Editorial: Bridging the gap [NGW Magazine]
As the pipe-laying work on Nord Stream 2 resumes, the US continues to burn political capital with its extra-territorial sanctions on the European companies involved in it.
Most recently, DNV GL has quit the project, leaving open the question of the line’s insurability. The pipeline’s lenders do not doubt – in public – it will be completed and nobody doubts the growing shortage of Europe’s gas reserves. Why then the endeavour to halt it?
Either Russia is an unreliable or undesirable supplier, in which case countries can, like Poland and Ukraine, buy gas from other suppliers; or it is not, in which case the gas will flow – and through a shorter route than the central corridor through Ukraine. Kiev has no legal basis to demand transit fees in perpetuity. In the meantime, tanker after tanker of LNG can unload at European terminals, if one is prepared to pay for them. Blocking the line only weakens Europe’s security of supply.
There were other ways to skin this particular cat, without resorting to tactics that undermine the credibility of the US legal system. The European Commission took a more sophisticated approach with Nord Stream 1 as it allowed construction to go ahead unhindered but then strangled Gazprom’s access to one of the onshore pipelines, Opal, that brought the gas south through Germany.
The elegance of that solution was that the extent of the restriction was variable. Last year the line exceeded its nameplate capacity by almost 10%. This was some consolation for losses earlier in its life when Gazprom was denied access to half the line’s capacity.
Relations between the EU and Russia will fluctuate over the course of a gas pipeline’s life: the fact they are poor now and possibly going to deteriorate further does not mean they cannot improve in the future. At some point in its decades of service, some or all of the line might prove very necessary.
NS2 will flow through Eugal, now able to carry 30.9bn m³/yr into central Europe through the first line and the second line is being commissioned. It will reach 55bn m³/yr total in the second quarter and the gas will be able to flow west into Germany and the Netherlands.
But if there is no Nord Stream 2, and things do go wrong for any reason elsewhere in the chain, for any one of a number of possible political or physical reasons upstream, then it is much harder for Europe to head off the problem in a timely fashion.
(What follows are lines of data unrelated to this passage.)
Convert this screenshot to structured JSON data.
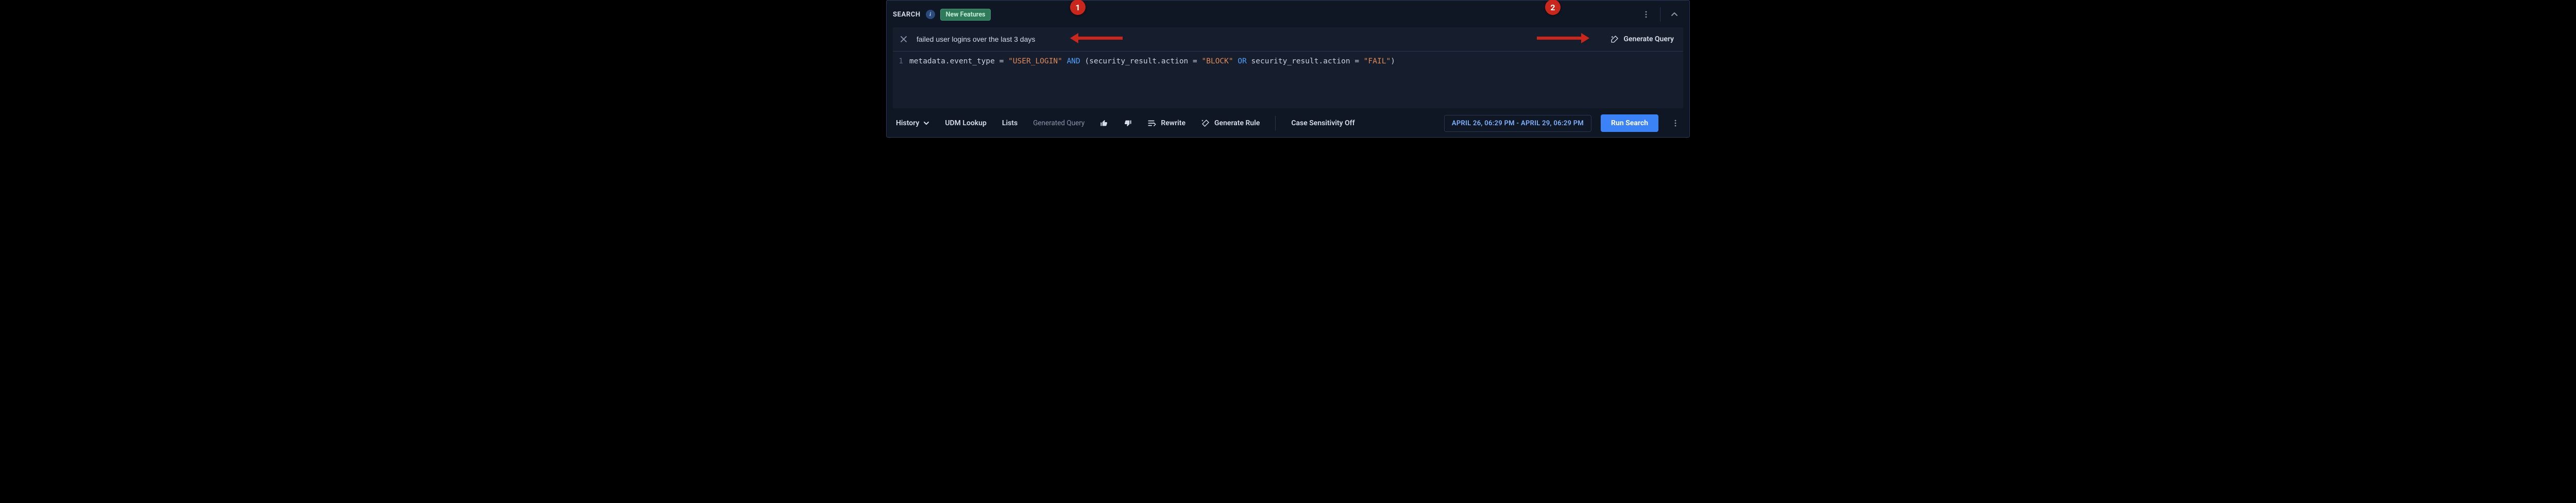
{
  "header": {
    "search_label": "SEARCH",
    "new_features_label": "New Features"
  },
  "nl": {
    "input_value": "failed user logins over the last 3 days",
    "generate_label": "Generate Query"
  },
  "editor": {
    "line_no": "1",
    "tokens": {
      "f1": "metadata.event_type",
      "eq": " = ",
      "s1": "\"USER_LOGIN\"",
      "and": " AND ",
      "lp": "(",
      "f2": "security_result.action",
      "s2": "\"BLOCK\"",
      "or": " OR ",
      "f3": "security_result.action",
      "s3": "\"FAIL\"",
      "rp": ")"
    }
  },
  "bottom": {
    "history": "History",
    "udm": "UDM Lookup",
    "lists": "Lists",
    "generated": "Generated Query",
    "rewrite": "Rewrite",
    "gen_rule": "Generate Rule",
    "case": "Case Sensitivity Off",
    "daterange": "APRIL 26, 06:29 PM - APRIL 29, 06:29 PM",
    "run": "Run Search"
  },
  "annotations": {
    "one": "1",
    "two": "2"
  }
}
This winter has been a harsh one in the northern hemisphere by recent standards, although hardly exceptional. What has set it apart has been the prices paid for electricity, as renewable energy has failed to deliver and supply margins have been hit hard. Gas, much of it from Russia, has been vital for heating and for power generation.
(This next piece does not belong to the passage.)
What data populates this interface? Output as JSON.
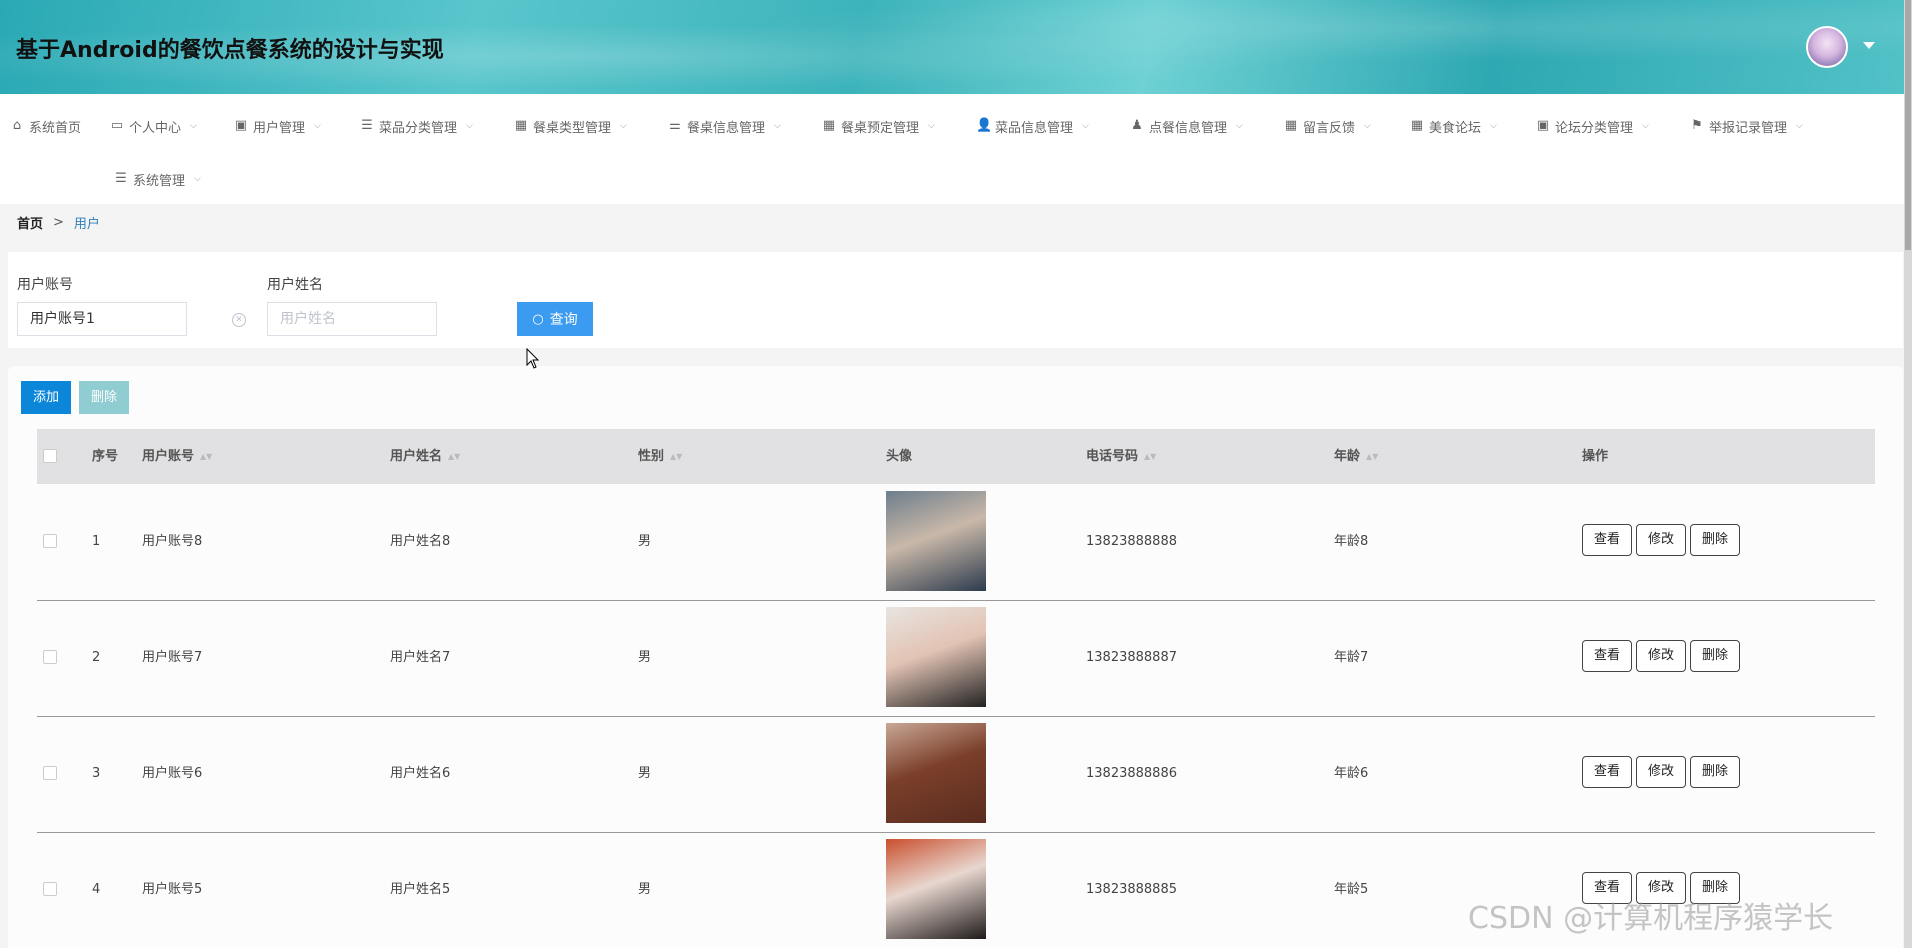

It is small consolation that more UK power was generated by renewable energy than fossil fuels last year. A lot of it was given away or sold at negative prices on those hot weekends when the wind blew and the sun shone, and demand fell in the slump caused by Covid-19. Fossil fuel plants by contrast were forced off the grid causing further costs.
This year so far has seen a very different picture, owing to the dramatic collapse in wind and solar: gas-fired plant has had its moment in the sun, so to speak, as prices surge.
But this only sends all kinds of distorted market signals to would-be investors: volatility, caused by unpredicted policy shifts, is a deterrent. This has led some companies to shy away from investments in reliable, despatchable energy. One such, Calon Energy, even went into administration taking several plants with it last summer, thereby squeezing this winter’s supply margin yet further.
Prices have lurched from one extreme to another as the regulator ensures that consumers are protected from the economic evil of a gold-plated system.
The story has been similar in Germany this year – except unlike the UK which relies on the market to deliver gas instantaneously, Germany has maintained its storage capacity.
On cold winter days, renewables cannot even supply a third of the required peak load, says the lobby group Future Gas. “Without gas-fired power plants, reliable pipelines and efficient gas storage facilities, it would stay cold in many buildings, and what this system can do today with natural gas, it can do in the future with green or climate-neutral hydrogen."
Apropos, keeping the door open for gas as it is today and replacing growing proportions of it with greener gases in the future sounds a perfect compromise. Electrons will have a lot of other things to do beyond heating, and there they would require major grid reinforcements. Heating – industrial and domestic – on the other hand is the primary purpose of the once “noble fuel” and the infrastructure is in place.
So it is good to see the rate of change accelerating in the upstream industry: Qatar, with its carbon capture and storage (CCS) plans for the North Field East LNG expansion; ExxonMobil, that notorious laggard, investing heavily in CCS; and practically everyone electrifying upstream platforms. All of this will come at a price, but the higher the carbon price goes, and the greater the economies of scale, the easier it will be to swallow the pill.
One will just have to hope, in the absence of any levers, that other parts of the world are also meeting their commitments as the clock ticks relentlessly and 2050 looms ever larger on the horizon.